> TASK DESCRIPTION
The word "pace" may appear in some of the lines below. State how many lines contain it, and write only that number.

> EXERCISE MATERIAL

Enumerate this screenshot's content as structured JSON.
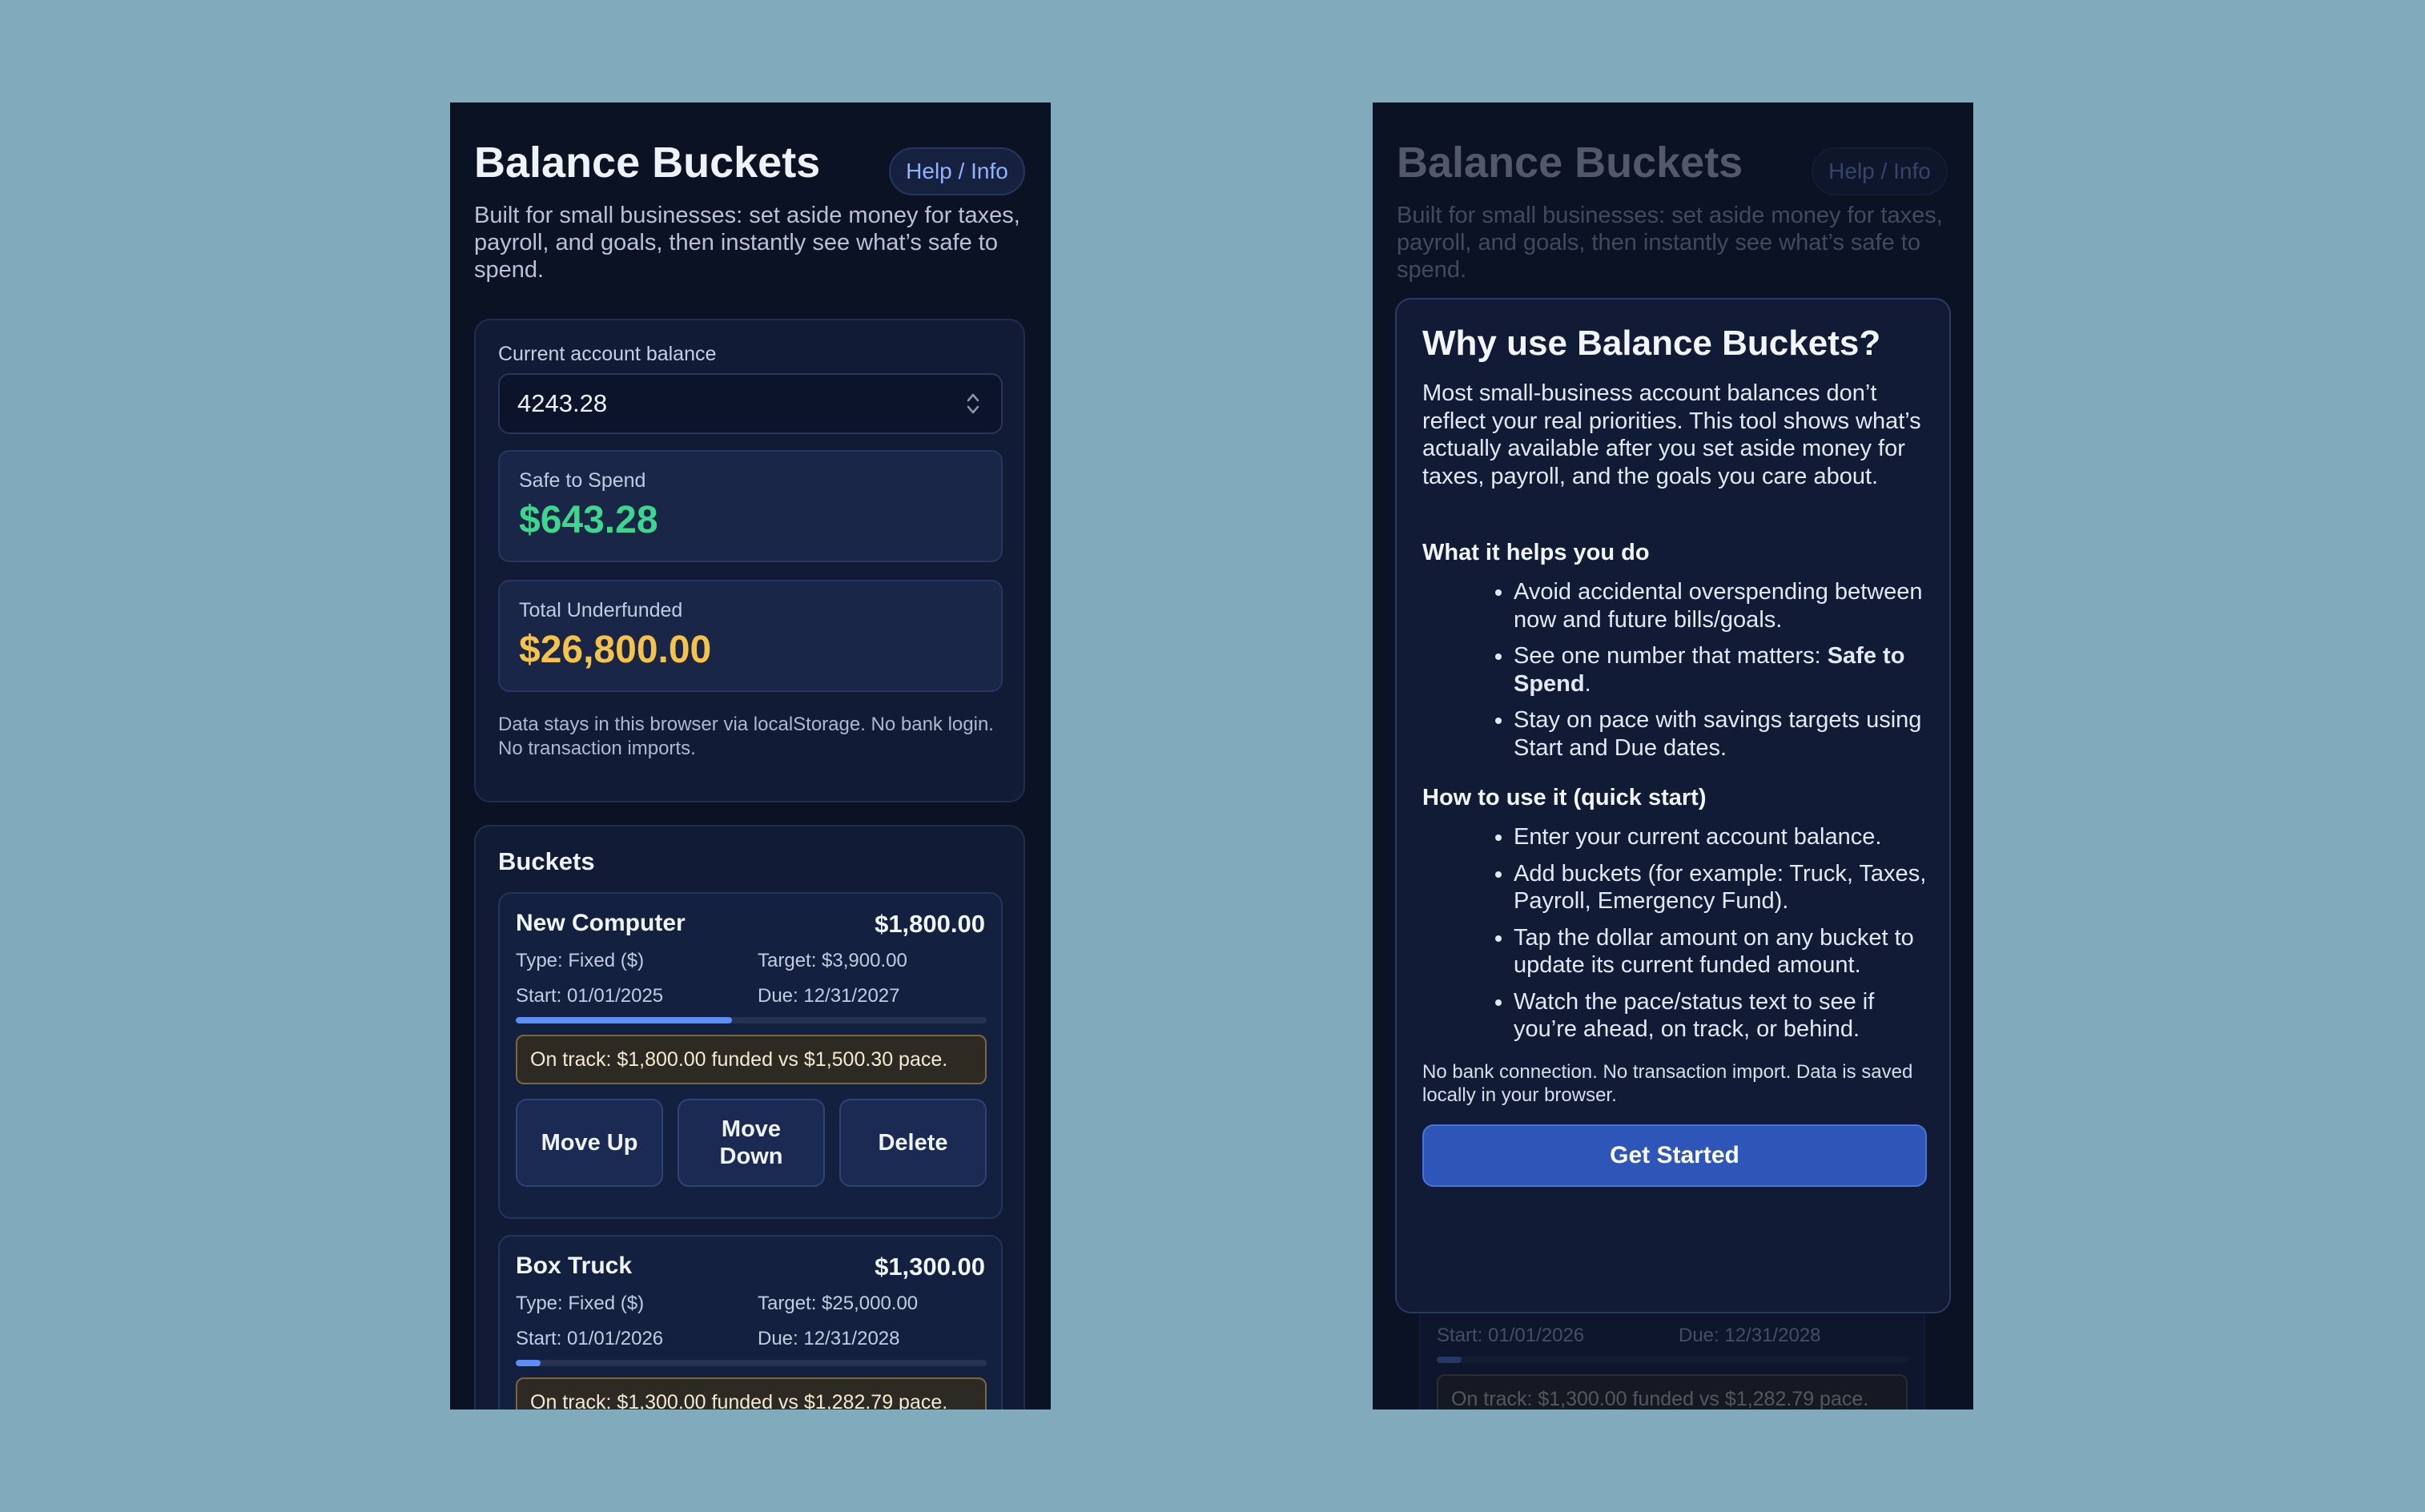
{
  "app": {
    "title": "Balance Buckets",
    "help_label": "Help / Info",
    "tagline": "Built for small businesses: set aside money for taxes, payroll, and goals, then instantly see what’s safe to spend."
  },
  "balance": {
    "label": "Current account balance",
    "value": "4243.28"
  },
  "stats": {
    "safe_label": "Safe to Spend",
    "safe_value": "$643.28",
    "under_label": "Total Underfunded",
    "under_value": "$26,800.00"
  },
  "privacy_note": "Data stays in this browser via localStorage. No bank login. No transaction imports.",
  "buckets": {
    "title": "Buckets",
    "items": [
      {
        "name": "New Computer",
        "amount": "$1,800.00",
        "type": "Type: Fixed ($)",
        "target": "Target: $3,900.00",
        "start": "Start: 01/01/2025",
        "due": "Due: 12/31/2027",
        "progress": 0.46,
        "pace": "On track: $1,800.00 funded vs $1,500.30 pace.",
        "move_up": "Move Up",
        "move_down": "Move Down",
        "delete": "Delete"
      },
      {
        "name": "Box Truck",
        "amount": "$1,300.00",
        "type": "Type: Fixed ($)",
        "target": "Target: $25,000.00",
        "start": "Start: 01/01/2026",
        "due": "Due: 12/31/2028",
        "progress": 0.052,
        "pace": "On track: $1,300.00 funded vs $1,282.79 pace."
      }
    ]
  },
  "modal": {
    "title": "Why use Balance Buckets?",
    "intro": "Most small-business account balances don’t reflect your real priorities. This tool shows what’s actually available after you set aside money for taxes, payroll, and the goals you care about.",
    "what_heading": "What it helps you do",
    "what_items": [
      "Avoid accidental overspending between now and future bills/goals.",
      "See one number that matters: ",
      "Stay on pace with savings targets using Start and Due dates."
    ],
    "what_bold": "Safe to Spend",
    "what_period": ".",
    "how_heading": "How to use it (quick start)",
    "how_items": [
      "Enter your current account balance.",
      "Add buckets (for example: Truck, Taxes, Payroll, Emergency Fund).",
      "Tap the dollar amount on any bucket to update its current funded amount.",
      "Watch the pace/status text to see if you’re ahead, on track, or behind."
    ],
    "note": "No bank connection. No transaction import. Data is saved locally in your browser.",
    "cta": "Get Started"
  },
  "colors": {
    "background": "#82aabd",
    "safe_green": "#3dd68c",
    "underfunded_amber": "#f6c34a",
    "accent_blue": "#5b8ef7",
    "cta_blue": "#2e56b8"
  },
  "icons": {
    "stepper": "up-down-chevron-icon"
  }
}
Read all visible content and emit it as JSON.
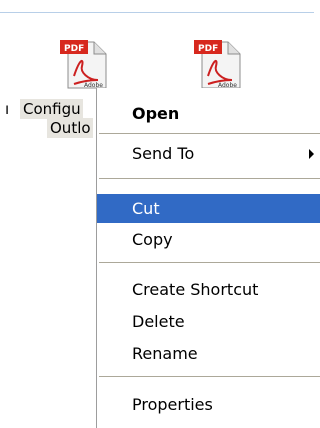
{
  "desktop": {
    "files": [
      {
        "icon": "pdf-file-icon",
        "badge": "PDF",
        "brand": "Adobe",
        "caption_line1": "Configu",
        "caption_line2": "Outlo"
      },
      {
        "icon": "pdf-file-icon",
        "badge": "PDF",
        "brand": "Adobe"
      }
    ],
    "caption_bullet": "ı"
  },
  "context_menu": {
    "items": [
      {
        "label": "Open",
        "bold": true
      },
      {
        "label": "Send To",
        "has_submenu": true
      },
      {
        "label": "Cut",
        "selected": true
      },
      {
        "label": "Copy"
      },
      {
        "label": "Create Shortcut"
      },
      {
        "label": "Delete"
      },
      {
        "label": "Rename"
      },
      {
        "label": "Properties"
      }
    ]
  },
  "colors": {
    "selection": "#316ac5",
    "pdf_badge": "#d7281e",
    "caption_bg": "#e7e5df"
  }
}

> TASK OUTPUT
4